_About this exercise:_
This exercise calls for duplicating every entry below exactly, without the images.

_Records shown:_

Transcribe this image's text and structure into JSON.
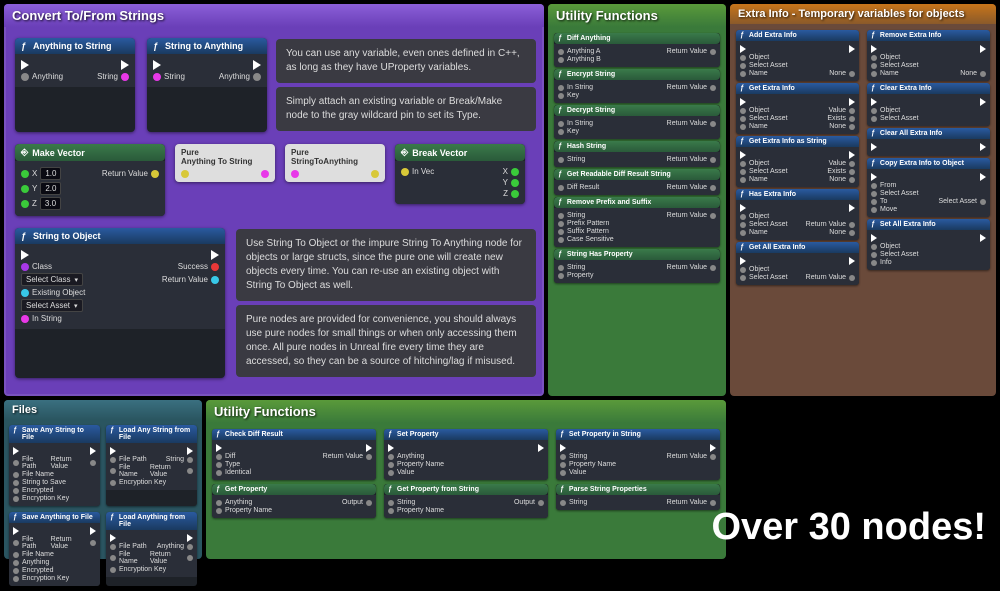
{
  "purple": {
    "title": "Convert To/From Strings",
    "n_anything_to_string": {
      "title": "Anything to String",
      "in": "Anything",
      "out": "String"
    },
    "n_string_to_anything": {
      "title": "String to Anything",
      "in": "String",
      "out": "Anything"
    },
    "info1": "You can use any variable, even ones defined in C++, as long as they have UProperty variables.",
    "info2": "Simply attach an existing variable or Break/Make node to the gray wildcard pin to set its Type.",
    "make_vector": {
      "title": "Make Vector",
      "x": "X",
      "y": "Y",
      "z": "Z",
      "vx": "1.0",
      "vy": "2.0",
      "vz": "3.0",
      "rv": "Return Value"
    },
    "pure1": {
      "l1": "Pure",
      "l2": "Anything To String"
    },
    "pure2": {
      "l1": "Pure",
      "l2": "StringToAnything"
    },
    "break_vector": {
      "title": "Break Vector",
      "in": "In Vec",
      "x": "X",
      "y": "Y",
      "z": "Z"
    },
    "string_to_object": {
      "title": "String to Object",
      "class": "Class",
      "class_v": "Select Class",
      "existing": "Existing Object",
      "existing_v": "Select Asset",
      "instr": "In String",
      "success": "Success",
      "rv": "Return Value"
    },
    "info3": "Use String To Object or the impure String To Anything node for objects or large structs, since the pure one will create new objects every time. You can re-use an existing object with String To Object as well.",
    "info4": "Pure nodes are provided for convenience, you should always use pure nodes for small things or when only accessing them once. All pure nodes in Unreal fire every time they are accessed, so they can be a source of hitching/lag if misused."
  },
  "util1": {
    "title": "Utility Functions",
    "nodes": [
      {
        "title": "Diff Anything",
        "pins": [
          [
            "Anything A",
            "Return Value"
          ],
          [
            "Anything B",
            ""
          ]
        ]
      },
      {
        "title": "Encrypt String",
        "pins": [
          [
            "In String",
            "Return Value"
          ],
          [
            "Key",
            ""
          ]
        ]
      },
      {
        "title": "Decrypt String",
        "pins": [
          [
            "In String",
            "Return Value"
          ],
          [
            "Key",
            ""
          ]
        ]
      },
      {
        "title": "Hash String",
        "pins": [
          [
            "String",
            "Return Value"
          ]
        ]
      },
      {
        "title": "Get Readable Diff Result String",
        "pins": [
          [
            "Diff Result",
            "Return Value"
          ]
        ]
      },
      {
        "title": "Remove Prefix and Suffix",
        "pins": [
          [
            "String",
            "Return Value"
          ],
          [
            "Prefix Pattern",
            ""
          ],
          [
            "Suffix Pattern",
            ""
          ],
          [
            "Case Sensitive",
            ""
          ]
        ]
      },
      {
        "title": "String Has Property",
        "pins": [
          [
            "String",
            "Return Value"
          ],
          [
            "Property",
            ""
          ]
        ]
      }
    ]
  },
  "extra": {
    "title": "Extra Info - Temporary variables for objects",
    "col1": [
      {
        "title": "Add Extra Info",
        "pins": [
          [
            "Object",
            ""
          ],
          [
            "Select Asset",
            ""
          ],
          [
            "Name",
            "None"
          ]
        ]
      },
      {
        "title": "Get Extra Info",
        "pins": [
          [
            "Object",
            "Value"
          ],
          [
            "Select Asset",
            "Exists"
          ],
          [
            "Name",
            "None"
          ]
        ]
      },
      {
        "title": "Get Extra Info as String",
        "pins": [
          [
            "Object",
            "Value"
          ],
          [
            "Select Asset",
            "Exists"
          ],
          [
            "Name",
            "None"
          ]
        ]
      },
      {
        "title": "Has Extra Info",
        "pins": [
          [
            "Object",
            ""
          ],
          [
            "Select Asset",
            "Return Value"
          ],
          [
            "Name",
            "None"
          ]
        ]
      },
      {
        "title": "Get All Extra Info",
        "pins": [
          [
            "Object",
            ""
          ],
          [
            "Select Asset",
            "Return Value"
          ]
        ]
      }
    ],
    "col2": [
      {
        "title": "Remove Extra Info",
        "pins": [
          [
            "Object",
            ""
          ],
          [
            "Select Asset",
            ""
          ],
          [
            "Name",
            "None"
          ]
        ]
      },
      {
        "title": "Clear Extra Info",
        "pins": [
          [
            "Object",
            ""
          ],
          [
            "Select Asset",
            ""
          ]
        ]
      },
      {
        "title": "Clear All Extra Info",
        "pins": [
          [
            "",
            ""
          ]
        ]
      },
      {
        "title": "Copy Extra Info to Object",
        "pins": [
          [
            "From",
            ""
          ],
          [
            "Select Asset",
            ""
          ],
          [
            "To",
            "Select Asset"
          ],
          [
            "Move",
            ""
          ]
        ]
      },
      {
        "title": "Set All Extra Info",
        "pins": [
          [
            "Object",
            ""
          ],
          [
            "Select Asset",
            ""
          ],
          [
            "Info",
            ""
          ]
        ]
      }
    ]
  },
  "files": {
    "title": "Files",
    "nodes": [
      {
        "title": "Save Any String to File",
        "pins": [
          [
            "File Path",
            "Return Value"
          ],
          [
            "File Name",
            ""
          ],
          [
            "String to Save",
            ""
          ],
          [
            "Encrypted",
            ""
          ],
          [
            "Encryption Key",
            ""
          ]
        ]
      },
      {
        "title": "Load Any String from File",
        "pins": [
          [
            "File Path",
            "String"
          ],
          [
            "File Name",
            "Return Value"
          ],
          [
            "Encryption Key",
            ""
          ]
        ]
      },
      {
        "title": "Save Anything to File",
        "pins": [
          [
            "File Path",
            "Return Value"
          ],
          [
            "File Name",
            ""
          ],
          [
            "Anything",
            ""
          ],
          [
            "Encrypted",
            ""
          ],
          [
            "Encryption Key",
            ""
          ]
        ]
      },
      {
        "title": "Load Anything from File",
        "pins": [
          [
            "File Path",
            "Anything"
          ],
          [
            "File Name",
            "Return Value"
          ],
          [
            "Encryption Key",
            ""
          ]
        ]
      }
    ]
  },
  "util2": {
    "title": "Utility Functions",
    "row1": [
      {
        "title": "Check Diff Result",
        "pins": [
          [
            "Diff",
            "Return Value"
          ],
          [
            "Type",
            ""
          ],
          [
            "Identical",
            ""
          ]
        ]
      },
      {
        "title": "Set Property",
        "pins": [
          [
            "Anything",
            ""
          ],
          [
            "Property Name",
            ""
          ],
          [
            "Value",
            ""
          ]
        ]
      },
      {
        "title": "Set Property in String",
        "pins": [
          [
            "String",
            "Return Value"
          ],
          [
            "Property Name",
            ""
          ],
          [
            "Value",
            ""
          ]
        ]
      }
    ],
    "row2": [
      {
        "title": "Get Property",
        "pins": [
          [
            "Anything",
            "Output"
          ],
          [
            "Property Name",
            ""
          ]
        ]
      },
      {
        "title": "Get Property from String",
        "pins": [
          [
            "String",
            "Output"
          ],
          [
            "Property Name",
            ""
          ]
        ]
      },
      {
        "title": "Parse String Properties",
        "pins": [
          [
            "String",
            "Return Value"
          ]
        ]
      }
    ]
  },
  "tagline": "Over 30 nodes!"
}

_Answer for the task:_
Transcribe this image's text and structure into JSON.
{
  "purple": {
    "title": "Convert To/From Strings",
    "n_anything_to_string": {
      "title": "Anything to String",
      "in": "Anything",
      "out": "String"
    },
    "n_string_to_anything": {
      "title": "String to Anything",
      "in": "String",
      "out": "Anything"
    },
    "info1": "You can use any variable, even ones defined in C++, as long as they have UProperty variables.",
    "info2": "Simply attach an existing variable or Break/Make node to the gray wildcard pin to set its Type.",
    "make_vector": {
      "title": "Make Vector",
      "x": "X",
      "y": "Y",
      "z": "Z",
      "vx": "1.0",
      "vy": "2.0",
      "vz": "3.0",
      "rv": "Return Value"
    },
    "pure1": {
      "l1": "Pure",
      "l2": "Anything To String"
    },
    "pure2": {
      "l1": "Pure",
      "l2": "StringToAnything"
    },
    "break_vector": {
      "title": "Break Vector",
      "in": "In Vec",
      "x": "X",
      "y": "Y",
      "z": "Z"
    },
    "string_to_object": {
      "title": "String to Object",
      "class": "Class",
      "class_v": "Select Class",
      "existing": "Existing Object",
      "existing_v": "Select Asset",
      "instr": "In String",
      "success": "Success",
      "rv": "Return Value"
    },
    "info3": "Use String To Object or the impure String To Anything node for objects or large structs, since the pure one will create new objects every time. You can re-use an existing object with String To Object as well.",
    "info4": "Pure nodes are provided for convenience, you should always use pure nodes for small things or when only accessing them once. All pure nodes in Unreal fire every time they are accessed, so they can be a source of hitching/lag if misused."
  },
  "util1": {
    "title": "Utility Functions",
    "nodes": [
      {
        "title": "Diff Anything",
        "pins": [
          [
            "Anything A",
            "Return Value"
          ],
          [
            "Anything B",
            ""
          ]
        ]
      },
      {
        "title": "Encrypt String",
        "pins": [
          [
            "In String",
            "Return Value"
          ],
          [
            "Key",
            ""
          ]
        ]
      },
      {
        "title": "Decrypt String",
        "pins": [
          [
            "In String",
            "Return Value"
          ],
          [
            "Key",
            ""
          ]
        ]
      },
      {
        "title": "Hash String",
        "pins": [
          [
            "String",
            "Return Value"
          ]
        ]
      },
      {
        "title": "Get Readable Diff Result String",
        "pins": [
          [
            "Diff Result",
            "Return Value"
          ]
        ]
      },
      {
        "title": "Remove Prefix and Suffix",
        "pins": [
          [
            "String",
            "Return Value"
          ],
          [
            "Prefix Pattern",
            ""
          ],
          [
            "Suffix Pattern",
            ""
          ],
          [
            "Case Sensitive",
            ""
          ]
        ]
      },
      {
        "title": "String Has Property",
        "pins": [
          [
            "String",
            "Return Value"
          ],
          [
            "Property",
            ""
          ]
        ]
      }
    ]
  },
  "extra": {
    "title": "Extra Info - Temporary variables for objects",
    "col1": [
      {
        "title": "Add Extra Info",
        "pins": [
          [
            "Object",
            ""
          ],
          [
            "Select Asset",
            ""
          ],
          [
            "Name",
            "None"
          ]
        ]
      },
      {
        "title": "Get Extra Info",
        "pins": [
          [
            "Object",
            "Value"
          ],
          [
            "Select Asset",
            "Exists"
          ],
          [
            "Name",
            "None"
          ]
        ]
      },
      {
        "title": "Get Extra Info as String",
        "pins": [
          [
            "Object",
            "Value"
          ],
          [
            "Select Asset",
            "Exists"
          ],
          [
            "Name",
            "None"
          ]
        ]
      },
      {
        "title": "Has Extra Info",
        "pins": [
          [
            "Object",
            ""
          ],
          [
            "Select Asset",
            "Return Value"
          ],
          [
            "Name",
            "None"
          ]
        ]
      },
      {
        "title": "Get All Extra Info",
        "pins": [
          [
            "Object",
            ""
          ],
          [
            "Select Asset",
            "Return Value"
          ]
        ]
      }
    ],
    "col2": [
      {
        "title": "Remove Extra Info",
        "pins": [
          [
            "Object",
            ""
          ],
          [
            "Select Asset",
            ""
          ],
          [
            "Name",
            "None"
          ]
        ]
      },
      {
        "title": "Clear Extra Info",
        "pins": [
          [
            "Object",
            ""
          ],
          [
            "Select Asset",
            ""
          ]
        ]
      },
      {
        "title": "Clear All Extra Info",
        "pins": [
          [
            "",
            ""
          ]
        ]
      },
      {
        "title": "Copy Extra Info to Object",
        "pins": [
          [
            "From",
            ""
          ],
          [
            "Select Asset",
            ""
          ],
          [
            "To",
            "Select Asset"
          ],
          [
            "Move",
            ""
          ]
        ]
      },
      {
        "title": "Set All Extra Info",
        "pins": [
          [
            "Object",
            ""
          ],
          [
            "Select Asset",
            ""
          ],
          [
            "Info",
            ""
          ]
        ]
      }
    ]
  },
  "files": {
    "title": "Files",
    "nodes": [
      {
        "title": "Save Any String to File",
        "pins": [
          [
            "File Path",
            "Return Value"
          ],
          [
            "File Name",
            ""
          ],
          [
            "String to Save",
            ""
          ],
          [
            "Encrypted",
            ""
          ],
          [
            "Encryption Key",
            ""
          ]
        ]
      },
      {
        "title": "Load Any String from File",
        "pins": [
          [
            "File Path",
            "String"
          ],
          [
            "File Name",
            "Return Value"
          ],
          [
            "Encryption Key",
            ""
          ]
        ]
      },
      {
        "title": "Save Anything to File",
        "pins": [
          [
            "File Path",
            "Return Value"
          ],
          [
            "File Name",
            ""
          ],
          [
            "Anything",
            ""
          ],
          [
            "Encrypted",
            ""
          ],
          [
            "Encryption Key",
            ""
          ]
        ]
      },
      {
        "title": "Load Anything from File",
        "pins": [
          [
            "File Path",
            "Anything"
          ],
          [
            "File Name",
            "Return Value"
          ],
          [
            "Encryption Key",
            ""
          ]
        ]
      }
    ]
  },
  "util2": {
    "title": "Utility Functions",
    "row1": [
      {
        "title": "Check Diff Result",
        "pins": [
          [
            "Diff",
            "Return Value"
          ],
          [
            "Type",
            ""
          ],
          [
            "Identical",
            ""
          ]
        ]
      },
      {
        "title": "Set Property",
        "pins": [
          [
            "Anything",
            ""
          ],
          [
            "Property Name",
            ""
          ],
          [
            "Value",
            ""
          ]
        ]
      },
      {
        "title": "Set Property in String",
        "pins": [
          [
            "String",
            "Return Value"
          ],
          [
            "Property Name",
            ""
          ],
          [
            "Value",
            ""
          ]
        ]
      }
    ],
    "row2": [
      {
        "title": "Get Property",
        "pins": [
          [
            "Anything",
            "Output"
          ],
          [
            "Property Name",
            ""
          ]
        ]
      },
      {
        "title": "Get Property from String",
        "pins": [
          [
            "String",
            "Output"
          ],
          [
            "Property Name",
            ""
          ]
        ]
      },
      {
        "title": "Parse String Properties",
        "pins": [
          [
            "String",
            "Return Value"
          ]
        ]
      }
    ]
  },
  "tagline": "Over 30 nodes!"
}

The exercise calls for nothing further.